Simply storing all this excess energy isn’t feasible with today’s technology, which is why research and industry additionally focus on dynamically managing the demand-side of the power grid. Contracts are already in place that allow electricity suppliers to reduce the amount of energy provided to major consumers such as steel factories, refrigerated warehouses, and data centers when the grid is overloaded. While most demand-side management efforts are sensibly focused on these large energy users it is expected that also smaller consumers will be controllable in the future due to the adoption of connected devices in the context of smart grids. For example, more and more households are equipped with smart metering and smart devices that can be remotely controlled to react to the state of the power grid.

Besides energy supply, also computing is expected to become more distributed and heterogeneous in the future. The increasing digitalization of urban and industrialized environments demands less centralized ways of processing data, since sending large volumes of raw sensor data directly to cloud providers causes latency and bandwidth issues and raises privacy concerns. Synergies between these emerging paradigms, often referred to as fog or edge computing, on the one side and distributed power generation on the other side, suggest themselves but are barely researched.


By shifting computational load towards times and locations where there is a lot of green energy, we cannot only stabilize the power grid but also increase the usage of renewable energy sources, thereby reducing the carbon footprint of distributed computing systems. Furthermore, renewable energy sources like photovoltaic (PV), in combination with energy storage, can help to operate IoT and edge computing infrastructures that have no or no continuous access to the power grid. Prominent examples of such energy-autonomous systems are connected vehicles.

We want to identify use cases and develop concrete architectures and algorithms that allow the emerging areas of IoT and fog/edge computing to be closely aligned with and benefit from distributed power generation. Rsearch questions include:

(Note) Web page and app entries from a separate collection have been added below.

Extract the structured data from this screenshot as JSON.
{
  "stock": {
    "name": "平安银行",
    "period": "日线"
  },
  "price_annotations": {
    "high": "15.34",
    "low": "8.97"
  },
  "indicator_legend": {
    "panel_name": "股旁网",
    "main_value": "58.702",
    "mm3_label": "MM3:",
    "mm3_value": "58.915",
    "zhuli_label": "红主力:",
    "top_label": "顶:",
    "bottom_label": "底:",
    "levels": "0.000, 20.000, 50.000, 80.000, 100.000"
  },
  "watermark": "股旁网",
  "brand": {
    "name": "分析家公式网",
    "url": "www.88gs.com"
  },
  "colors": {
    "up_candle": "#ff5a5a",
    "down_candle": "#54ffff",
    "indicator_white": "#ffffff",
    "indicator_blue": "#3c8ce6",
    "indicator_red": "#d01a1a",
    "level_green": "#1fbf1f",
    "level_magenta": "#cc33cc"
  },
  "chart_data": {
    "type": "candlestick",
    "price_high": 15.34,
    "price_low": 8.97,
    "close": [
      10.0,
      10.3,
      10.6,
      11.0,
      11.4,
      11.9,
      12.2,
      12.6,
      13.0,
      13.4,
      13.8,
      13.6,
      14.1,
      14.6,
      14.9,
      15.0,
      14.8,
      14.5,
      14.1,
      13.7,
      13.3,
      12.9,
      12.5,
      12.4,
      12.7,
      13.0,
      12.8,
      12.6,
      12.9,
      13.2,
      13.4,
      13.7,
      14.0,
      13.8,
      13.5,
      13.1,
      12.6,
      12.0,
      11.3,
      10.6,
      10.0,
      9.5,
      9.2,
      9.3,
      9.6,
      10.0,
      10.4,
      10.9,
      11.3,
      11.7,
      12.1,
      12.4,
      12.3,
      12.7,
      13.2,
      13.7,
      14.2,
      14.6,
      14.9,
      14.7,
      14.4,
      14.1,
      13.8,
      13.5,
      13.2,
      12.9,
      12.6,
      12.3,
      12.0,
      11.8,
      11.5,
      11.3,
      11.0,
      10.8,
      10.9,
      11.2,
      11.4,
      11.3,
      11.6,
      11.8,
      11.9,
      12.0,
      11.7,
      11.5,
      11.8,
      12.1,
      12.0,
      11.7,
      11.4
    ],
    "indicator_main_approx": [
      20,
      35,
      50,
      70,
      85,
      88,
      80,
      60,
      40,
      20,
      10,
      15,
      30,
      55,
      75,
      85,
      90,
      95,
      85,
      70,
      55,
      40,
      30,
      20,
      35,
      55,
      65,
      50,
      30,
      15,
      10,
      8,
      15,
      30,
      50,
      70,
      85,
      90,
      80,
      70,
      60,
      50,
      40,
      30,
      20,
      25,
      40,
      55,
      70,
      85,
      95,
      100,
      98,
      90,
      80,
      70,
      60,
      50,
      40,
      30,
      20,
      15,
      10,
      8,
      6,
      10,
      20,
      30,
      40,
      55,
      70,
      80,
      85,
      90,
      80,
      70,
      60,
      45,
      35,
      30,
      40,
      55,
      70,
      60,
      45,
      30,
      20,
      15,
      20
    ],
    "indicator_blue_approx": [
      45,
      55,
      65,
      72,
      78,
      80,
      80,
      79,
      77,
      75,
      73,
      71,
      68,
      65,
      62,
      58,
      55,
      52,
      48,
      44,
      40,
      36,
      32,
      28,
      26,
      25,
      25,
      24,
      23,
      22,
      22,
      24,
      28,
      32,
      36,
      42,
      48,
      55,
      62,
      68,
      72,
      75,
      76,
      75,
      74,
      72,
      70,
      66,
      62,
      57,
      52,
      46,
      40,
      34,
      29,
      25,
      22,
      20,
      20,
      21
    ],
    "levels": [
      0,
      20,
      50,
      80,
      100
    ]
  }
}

To facilitate research on energy-aware computing we introduced LEAF, a simulator for modeling large energy-aware cloud, fog, and edge computing environments. LEAF features a holistic but granular energy consumption model that covers data centers, edge devices, and network as well as applications which are running on this infrastructure. By combining analytical and discrete-event modeling, the proposed model enables the simulation of thousands of streaming applications on a distributed, heterogeneous, and dynamic infrastructure. The publicly available implementation of LEAF was evaluated within a realistic smart city traffic scenario and proved to be a valuable tool for research on energy-conserving fog computing architectures, task placement strategies, and energy-saving mechanisms.



If you have any questions or are interested in collaborating with us on this topic, please get in touch with Philipp!


This work was supported by the German Academic Exchange Service (DAAD) as ide3a.